Believe it or not, anxiety itself is a perfectly normal experience. It is your body’s stress response, a natural process that occurs when faced with a stressor. Everyone experiences anxiety and everyone experiences it a little differently. For some, they experience racing thoughts or their brains feel always “on.” For others, anxiety can be very physical, a tightening in the chest or racing heart and for many people, anxiety is a combination of the physical and mental components. So how is it that this emotion can impact the body and the brain so powerfully?

The body has 10 major, interconnected systems that keep everything running smoothly. Anxiety impacts over half of these systems:

  1. The Nervous System (including the brain)
  2. The Cardiovascular System
  3. The Respiratory System
  4. The Digestive System
  5. The Excretory System
  6. The Endocrine System (hormones)


When someone is experiencing anxiety, the brain, and central nervous system are constantly perceiving threats and keeping the body in “fight or flight” to deal with the perceived danger. During Fight or Flight, the muscles need more oxygen, so the heart has to beat faster to meet the increased demand. When the heart is beating faster, it sends a signal to the lungs to bring in more oxygen, so breathing becomes quicker and shallower. Now that some of the major systems are working harder, the excretory system will cause sweat, to keep the body cool during this increased activity. The digestive system is then turned off to conserve energy for the other systems that are working harder and the endocrine system gets turned on. The endocrine system detects that the body is under stress, so it produces more cortisol and norepinephrine to keep the body revved up and ready for action. So it is easy to understand that with chronic anxiety, the body is under constant stress and is physically unable to relax. This is incredibly taxing, both physically and mentally. Eventually, the brain will begin to slow down, but instead of going to a normal baseline, it will actually slow down further and present as depression. This is one of the reasons depression and anxiety are so often seen together.

As we can see, anxiety is a rather complex issue, it doesn’t only impact the mind, it recruits the whole body. So how do you treat something that is so systemic?

Luckily, anxiety is one of the more treatable psychiatric conditions. With so many treatment modalities, there is almost an infinite way to combine treatments to find the best protocol for each individual.

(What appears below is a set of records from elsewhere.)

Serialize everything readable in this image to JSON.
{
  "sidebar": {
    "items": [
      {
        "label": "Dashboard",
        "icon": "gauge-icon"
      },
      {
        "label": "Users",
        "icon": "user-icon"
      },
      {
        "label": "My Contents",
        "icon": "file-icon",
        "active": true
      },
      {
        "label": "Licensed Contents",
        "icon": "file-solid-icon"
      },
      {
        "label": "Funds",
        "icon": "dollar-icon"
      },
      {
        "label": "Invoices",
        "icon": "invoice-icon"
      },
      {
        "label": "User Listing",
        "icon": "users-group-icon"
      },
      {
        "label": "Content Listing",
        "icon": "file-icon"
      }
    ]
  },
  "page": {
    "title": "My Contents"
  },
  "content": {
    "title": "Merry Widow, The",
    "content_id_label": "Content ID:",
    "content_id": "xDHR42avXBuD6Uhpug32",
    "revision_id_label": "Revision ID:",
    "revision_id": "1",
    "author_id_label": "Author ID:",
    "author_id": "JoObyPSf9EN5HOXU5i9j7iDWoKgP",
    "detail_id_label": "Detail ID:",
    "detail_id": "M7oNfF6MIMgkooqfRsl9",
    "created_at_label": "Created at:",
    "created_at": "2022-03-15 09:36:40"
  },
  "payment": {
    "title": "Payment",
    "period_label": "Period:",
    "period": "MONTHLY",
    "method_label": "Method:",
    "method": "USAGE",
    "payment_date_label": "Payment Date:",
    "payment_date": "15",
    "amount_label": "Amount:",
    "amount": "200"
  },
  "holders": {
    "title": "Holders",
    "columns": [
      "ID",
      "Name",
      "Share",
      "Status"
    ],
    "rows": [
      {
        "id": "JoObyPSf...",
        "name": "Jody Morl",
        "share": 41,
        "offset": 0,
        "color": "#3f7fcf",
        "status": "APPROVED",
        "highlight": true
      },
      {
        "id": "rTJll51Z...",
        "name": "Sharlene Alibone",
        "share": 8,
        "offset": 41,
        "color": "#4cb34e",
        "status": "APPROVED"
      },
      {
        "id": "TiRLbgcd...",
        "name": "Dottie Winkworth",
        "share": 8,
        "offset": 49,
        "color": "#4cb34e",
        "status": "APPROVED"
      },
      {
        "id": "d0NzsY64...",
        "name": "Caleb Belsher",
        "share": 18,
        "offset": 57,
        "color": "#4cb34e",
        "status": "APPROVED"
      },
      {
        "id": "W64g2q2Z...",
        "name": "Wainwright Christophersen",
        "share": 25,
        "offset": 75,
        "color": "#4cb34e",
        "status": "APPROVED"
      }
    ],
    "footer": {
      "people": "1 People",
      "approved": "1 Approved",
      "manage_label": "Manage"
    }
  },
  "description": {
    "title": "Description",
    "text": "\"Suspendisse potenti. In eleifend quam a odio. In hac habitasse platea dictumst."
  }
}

  • Diet and Exercise: what you eat has a huge impact on how you feel. If you’re struggling with anxiety, take a look at your sugar intake or think about cutting out gluten. Exercise is also a great way for your body to use excess cortisol in a functional way and releases endorphins which can help make you feel better and allow the body to relax more.
  • Neurofeedback: neurofeedback training directly impacts the autonomic nervous system (ANS), your “rest and digest” system. Regular training teaches the brain and ANS to operate more efficiently and not be in constant fight or flight. Because anxiety starts in the brain, training the brain targets the root cause of the anxiety and can even make other treatments more effective.
  • Therapy: having a therapist to help with the cognitive aspect of anxiety can be a profoundly helpful experience.


Anxiety can be a lot of things, but a permanent struggle isn’t one of them. If you think you struggle with an anxiety disorder, reach out and talk to someone.

-McGarty and Associates